DATA FOR REVIEW:

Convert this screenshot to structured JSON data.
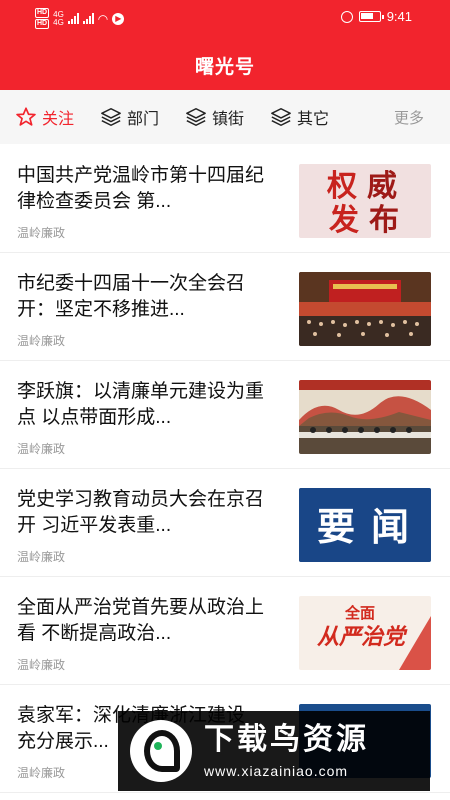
{
  "status": {
    "time": "9:41",
    "network": "4G",
    "hd_label": "HD"
  },
  "header": {
    "title": "曙光号"
  },
  "tabs": [
    {
      "label": "关注",
      "icon": "star-icon",
      "active": true
    },
    {
      "label": "部门",
      "icon": "layers-icon",
      "active": false
    },
    {
      "label": "镇街",
      "icon": "layers-icon",
      "active": false
    },
    {
      "label": "其它",
      "icon": "layers-icon",
      "active": false
    }
  ],
  "more_label": "更多",
  "articles": [
    {
      "title": "中国共产党温岭市第十四届纪律检查委员会 第...",
      "source": "温岭廉政",
      "thumb_text": "权威 发布"
    },
    {
      "title": "市纪委十四届十一次全会召开：坚定不移推进...",
      "source": "温岭廉政"
    },
    {
      "title": "李跃旗：以清廉单元建设为重点 以点带面形成...",
      "source": "温岭廉政"
    },
    {
      "title": "党史学习教育动员大会在京召开 习近平发表重...",
      "source": "温岭廉政",
      "thumb_text": "要闻"
    },
    {
      "title": "全面从严治党首先要从政治上看 不断提高政治...",
      "source": "温岭廉政",
      "thumb_text": "全面从严治党"
    },
    {
      "title": "袁家军：深化清廉浙江建设 充分展示...",
      "source": "温岭廉政"
    }
  ],
  "watermark": {
    "brand": "下载鸟资源",
    "url": "www.xiazainiao.com"
  },
  "colors": {
    "brand_red": "#f2242d",
    "text": "#111111",
    "muted": "#999999"
  }
}
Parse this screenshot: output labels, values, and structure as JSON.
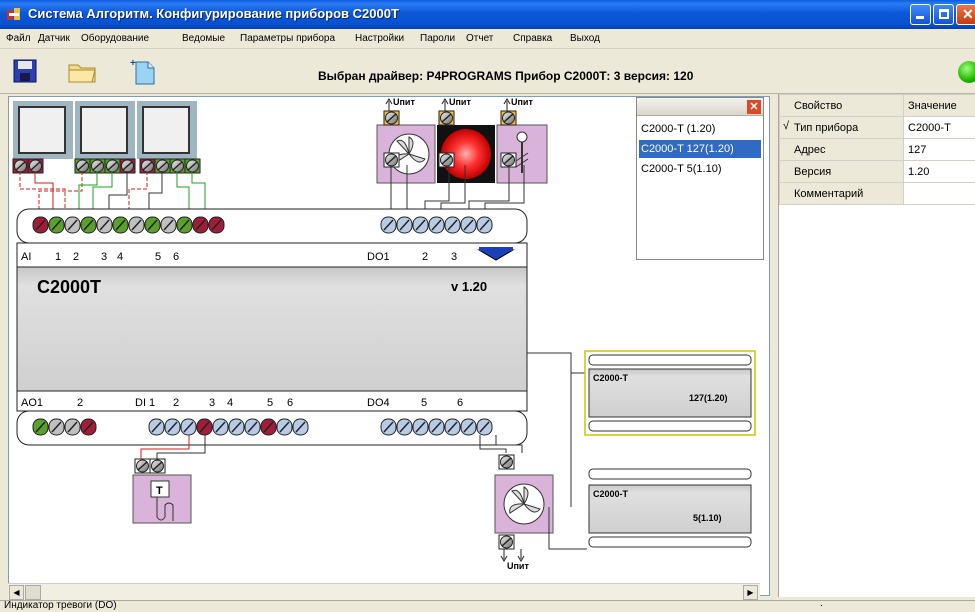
{
  "window": {
    "title": "Система Алгоритм. Конфигурирование приборов С2000Т"
  },
  "menu": [
    "Файл",
    "Датчик",
    "Оборудование",
    "Ведомые",
    "Параметры прибора",
    "Настройки",
    "Пароли",
    "Отчет",
    "Справка",
    "Выход"
  ],
  "toolbar": {
    "driver_text": "Выбран драйвер: P4PROGRAMS Прибор С2000Т: 3 версия: 120",
    "save_icon": "floppy-icon",
    "open_icon": "folder-icon",
    "new_icon": "new-document-icon"
  },
  "device": {
    "name": "C2000T",
    "version": "v 1.20",
    "top_labels": [
      "AI",
      "1",
      "2",
      "3",
      "4",
      "5",
      "6",
      "DO1",
      "2",
      "3"
    ],
    "bottom_labels": [
      "AO1",
      "2",
      "DI 1",
      "2",
      "3",
      "4",
      "5",
      "6",
      "DO4",
      "5",
      "6"
    ],
    "power_label": "Uпит"
  },
  "slaves": [
    {
      "name": "C2000-T",
      "detail": "127(1.20)"
    },
    {
      "name": "C2000-T",
      "detail": "5(1.10)"
    }
  ],
  "device_list": {
    "items": [
      "C2000-T (1.20)",
      "C2000-T 127(1.20)",
      "C2000-T 5(1.10)"
    ],
    "selected_index": 1
  },
  "properties": {
    "header": {
      "property": "Свойство",
      "value": "Значение"
    },
    "rows": [
      {
        "property": "Тип прибора",
        "value": "C2000-T",
        "checked": "√"
      },
      {
        "property": "Адрес",
        "value": "127",
        "checked": ""
      },
      {
        "property": "Версия",
        "value": "1.20",
        "checked": ""
      },
      {
        "property": "Комментарий",
        "value": "",
        "checked": ""
      }
    ]
  },
  "status": {
    "text": "Индикатор тревоги (DO)",
    "right": "."
  },
  "colors": {
    "title_blue": "#0a58d8",
    "selection": "#316ac5",
    "device_panel": "#dcdcdc",
    "device_lilac": "#d9b3d9",
    "wire_red": "#d21e1e",
    "wire_green": "#18a418",
    "wire_dark": "#333333"
  }
}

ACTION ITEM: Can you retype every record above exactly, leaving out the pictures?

OUTPUT OF THE TASK:
Convert this screenshot to structured JSON data.
{
  "status": {
    "time": "9:41",
    "network": "4G",
    "hd_label": "HD"
  },
  "header": {
    "title": "曙光号"
  },
  "tabs": [
    {
      "label": "关注",
      "icon": "star-icon",
      "active": true
    },
    {
      "label": "部门",
      "icon": "layers-icon",
      "active": false
    },
    {
      "label": "镇街",
      "icon": "layers-icon",
      "active": false
    },
    {
      "label": "其它",
      "icon": "layers-icon",
      "active": false
    }
  ],
  "more_label": "更多",
  "articles": [
    {
      "title": "中国共产党温岭市第十四届纪律检查委员会 第...",
      "source": "温岭廉政",
      "thumb_text": "权威 发布"
    },
    {
      "title": "市纪委十四届十一次全会召开：坚定不移推进...",
      "source": "温岭廉政"
    },
    {
      "title": "李跃旗：以清廉单元建设为重点 以点带面形成...",
      "source": "温岭廉政"
    },
    {
      "title": "党史学习教育动员大会在京召开 习近平发表重...",
      "source": "温岭廉政",
      "thumb_text": "要闻"
    },
    {
      "title": "全面从严治党首先要从政治上看 不断提高政治...",
      "source": "温岭廉政",
      "thumb_text": "全面从严治党"
    },
    {
      "title": "袁家军：深化清廉浙江建设 充分展示...",
      "source": "温岭廉政"
    }
  ],
  "watermark": {
    "brand": "下载鸟资源",
    "url": "www.xiazainiao.com"
  },
  "colors": {
    "brand_red": "#f2242d",
    "text": "#111111",
    "muted": "#999999"
  }
}
Parse this screenshot: output labels, values, and structure as JSON.
{
  "window": {
    "title": "Система Алгоритм. Конфигурирование приборов С2000Т"
  },
  "menu": [
    "Файл",
    "Датчик",
    "Оборудование",
    "Ведомые",
    "Параметры прибора",
    "Настройки",
    "Пароли",
    "Отчет",
    "Справка",
    "Выход"
  ],
  "toolbar": {
    "driver_text": "Выбран драйвер: P4PROGRAMS Прибор С2000Т: 3 версия: 120",
    "save_icon": "floppy-icon",
    "open_icon": "folder-icon",
    "new_icon": "new-document-icon"
  },
  "device": {
    "name": "C2000T",
    "version": "v 1.20",
    "top_labels": [
      "AI",
      "1",
      "2",
      "3",
      "4",
      "5",
      "6",
      "DO1",
      "2",
      "3"
    ],
    "bottom_labels": [
      "AO1",
      "2",
      "DI 1",
      "2",
      "3",
      "4",
      "5",
      "6",
      "DO4",
      "5",
      "6"
    ],
    "power_label": "Uпит"
  },
  "slaves": [
    {
      "name": "C2000-T",
      "detail": "127(1.20)"
    },
    {
      "name": "C2000-T",
      "detail": "5(1.10)"
    }
  ],
  "device_list": {
    "items": [
      "C2000-T (1.20)",
      "C2000-T 127(1.20)",
      "C2000-T 5(1.10)"
    ],
    "selected_index": 1
  },
  "properties": {
    "header": {
      "property": "Свойство",
      "value": "Значение"
    },
    "rows": [
      {
        "property": "Тип прибора",
        "value": "C2000-T",
        "checked": "√"
      },
      {
        "property": "Адрес",
        "value": "127",
        "checked": ""
      },
      {
        "property": "Версия",
        "value": "1.20",
        "checked": ""
      },
      {
        "property": "Комментарий",
        "value": "",
        "checked": ""
      }
    ]
  },
  "status": {
    "text": "Индикатор тревоги (DO)",
    "right": "."
  },
  "colors": {
    "title_blue": "#0a58d8",
    "selection": "#316ac5",
    "device_panel": "#dcdcdc",
    "device_lilac": "#d9b3d9",
    "wire_red": "#d21e1e",
    "wire_green": "#18a418",
    "wire_dark": "#333333"
  }
}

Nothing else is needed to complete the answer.